I attended Mayor Mike McGinn's Walk Bike Ride press conference at the Beacon Hill light rail station yesterday to see what the Bike part of the Mayor's plan entailed. (Before you ask, I rode my bike to the Westlake Center station and took the light rail the rest of the way. Multimodal transportation is a beautiful thing).
As Erica, who was also there, reported— McGinn announced his goal to make walking, biking, and transit the easiest ways to travel in Seattle, but was notably quiet about the ways in which that massive undertaking will be funded.
As McGinn spoke about revamping the Transit Master Plan, moving forward on the Nickerson road diet, and reaching out to a diverse cross-section of Seattle with town halls and meetings, I couldn't help but draw parallels between Seattle and our northern neighbor, Vancouver, B.C.

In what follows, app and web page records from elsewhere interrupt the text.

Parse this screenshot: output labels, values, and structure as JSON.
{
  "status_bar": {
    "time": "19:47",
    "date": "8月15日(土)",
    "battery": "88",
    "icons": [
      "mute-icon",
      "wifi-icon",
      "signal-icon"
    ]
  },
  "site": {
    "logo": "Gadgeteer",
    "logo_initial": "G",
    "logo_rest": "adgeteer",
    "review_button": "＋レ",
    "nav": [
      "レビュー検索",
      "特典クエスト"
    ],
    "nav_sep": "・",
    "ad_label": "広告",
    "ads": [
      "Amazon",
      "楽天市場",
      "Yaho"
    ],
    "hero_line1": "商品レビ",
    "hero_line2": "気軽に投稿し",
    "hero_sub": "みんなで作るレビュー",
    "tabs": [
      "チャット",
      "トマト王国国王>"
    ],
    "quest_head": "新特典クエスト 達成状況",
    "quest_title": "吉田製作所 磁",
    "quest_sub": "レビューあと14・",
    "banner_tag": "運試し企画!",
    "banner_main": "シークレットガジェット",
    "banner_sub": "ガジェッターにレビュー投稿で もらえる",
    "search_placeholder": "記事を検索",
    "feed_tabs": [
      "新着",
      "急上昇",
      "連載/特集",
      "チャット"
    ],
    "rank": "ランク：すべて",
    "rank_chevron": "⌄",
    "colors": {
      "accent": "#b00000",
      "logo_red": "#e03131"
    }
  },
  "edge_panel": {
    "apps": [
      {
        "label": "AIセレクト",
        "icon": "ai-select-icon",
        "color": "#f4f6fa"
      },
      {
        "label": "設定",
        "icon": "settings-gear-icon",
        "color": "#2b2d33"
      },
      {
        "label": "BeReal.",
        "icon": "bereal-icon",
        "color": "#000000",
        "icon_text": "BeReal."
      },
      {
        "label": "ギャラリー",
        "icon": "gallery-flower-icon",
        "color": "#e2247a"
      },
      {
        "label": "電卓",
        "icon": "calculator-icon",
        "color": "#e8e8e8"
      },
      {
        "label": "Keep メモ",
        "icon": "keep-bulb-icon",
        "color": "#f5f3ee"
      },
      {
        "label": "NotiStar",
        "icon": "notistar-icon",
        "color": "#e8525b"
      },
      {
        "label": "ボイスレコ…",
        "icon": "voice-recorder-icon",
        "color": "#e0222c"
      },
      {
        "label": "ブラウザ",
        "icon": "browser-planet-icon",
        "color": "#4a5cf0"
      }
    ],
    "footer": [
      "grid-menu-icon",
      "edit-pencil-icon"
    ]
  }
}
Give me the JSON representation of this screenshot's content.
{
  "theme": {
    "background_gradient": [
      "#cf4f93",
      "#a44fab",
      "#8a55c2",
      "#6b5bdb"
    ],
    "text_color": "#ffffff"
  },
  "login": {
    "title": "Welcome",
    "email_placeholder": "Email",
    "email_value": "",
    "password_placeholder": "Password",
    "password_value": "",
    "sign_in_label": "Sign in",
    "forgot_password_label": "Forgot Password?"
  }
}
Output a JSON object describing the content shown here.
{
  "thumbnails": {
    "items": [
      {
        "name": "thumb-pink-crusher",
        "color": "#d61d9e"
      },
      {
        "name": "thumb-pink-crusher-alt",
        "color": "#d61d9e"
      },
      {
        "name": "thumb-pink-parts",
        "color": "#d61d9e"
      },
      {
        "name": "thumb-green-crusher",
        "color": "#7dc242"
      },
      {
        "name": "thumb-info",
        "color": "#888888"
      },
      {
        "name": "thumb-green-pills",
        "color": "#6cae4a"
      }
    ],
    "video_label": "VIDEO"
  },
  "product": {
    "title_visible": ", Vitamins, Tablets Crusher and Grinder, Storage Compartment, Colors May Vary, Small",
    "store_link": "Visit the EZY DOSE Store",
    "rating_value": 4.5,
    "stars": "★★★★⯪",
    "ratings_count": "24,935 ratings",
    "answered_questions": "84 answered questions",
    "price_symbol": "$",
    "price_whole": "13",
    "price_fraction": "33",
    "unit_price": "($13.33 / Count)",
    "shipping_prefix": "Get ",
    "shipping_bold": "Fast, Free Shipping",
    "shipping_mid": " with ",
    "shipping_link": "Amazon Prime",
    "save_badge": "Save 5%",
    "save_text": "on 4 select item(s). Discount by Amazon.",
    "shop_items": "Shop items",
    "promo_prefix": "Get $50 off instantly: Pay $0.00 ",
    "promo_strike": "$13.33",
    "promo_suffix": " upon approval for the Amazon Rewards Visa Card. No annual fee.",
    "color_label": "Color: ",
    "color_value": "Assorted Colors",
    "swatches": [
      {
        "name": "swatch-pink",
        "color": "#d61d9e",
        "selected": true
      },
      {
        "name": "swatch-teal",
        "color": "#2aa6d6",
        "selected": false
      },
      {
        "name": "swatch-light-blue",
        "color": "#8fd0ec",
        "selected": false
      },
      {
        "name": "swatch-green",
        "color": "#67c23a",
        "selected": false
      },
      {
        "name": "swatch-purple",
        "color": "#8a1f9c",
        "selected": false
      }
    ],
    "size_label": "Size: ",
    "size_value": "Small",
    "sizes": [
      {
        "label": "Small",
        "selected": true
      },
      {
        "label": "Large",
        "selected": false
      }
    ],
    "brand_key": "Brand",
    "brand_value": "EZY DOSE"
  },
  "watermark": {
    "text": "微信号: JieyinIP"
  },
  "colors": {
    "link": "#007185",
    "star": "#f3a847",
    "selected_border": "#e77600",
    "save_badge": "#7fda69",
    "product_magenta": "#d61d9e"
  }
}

Vancouver has similar goals as Seattle to reduce driving and increase the number of trips made by bicycle (Vancouver's goal: increase from 3.7 percent to 10. Seattle's: triple current ridership, putting us close to 10 percent).
Like Seattle, Vancouver has plans to significantly increase bike-lane and bike trail mileage and put roads on "road diets" to give preference to reduce travel in single-occupancy vehicles and make nonmotorized transportation safer.
Very much unlike Seattle, however, Vancouver just approved a $25 million, two-year funding measure to improve its bike infrastructure and to kick-start work on a 10-year cycling master plan. The city is drawing funding from it's 3-year Capital plan, several regional and federal funding sources, and new levies.
It is of course unfair to compare Vancouver's funding one-to-one with Seattle's lack thereof. For one, Vancouver's budget deficit is less than $30 million, a fraction of Seattle's project $120 million deficit. Nonetheless, Vancouver is backing up their ambitious goal with a generous boost in funding. Seattle's Bike Master Plan faces a 70 percent funding shortfall and the Pedestrian Master Plan's situation is even grimmer.
My intent in drawing comparisons between Vancouver and Seattle is not to suggest that McGinn's Walk Bike Ride initiative is some empty attempt to garner political will or that there's no hope for funding it. The Mayor has proven himself to be a proponent of cyclists, pedestrians, and transit-users with vocal support of transit expansion on the campaign trail, appearances at Missing Link rallies, and with today's announcement. McGinn has, in fact, sought out ways to fund the BMP and PMP such as a proposed $20 vehicle license fee.
But, it's hard not to be a little worried (and skeptical) about the prospect of getting the $30 million the Streets For All Seattle campaign says we'd need to fund bikes, peds, and transit this year. And yesterday's total silence on the issue did little to assuage those concerns.
Ultimately the decision to increase bike, pedestrian, and transit funding lies in the hands of the city council. Hopefully our council, like Vancouver's did, recognizes that funding alternative modes of transportation is not only intelligent, healthy, and environmentally sound; it's a politically-savvy move that meets the needs and demands of many people in the city.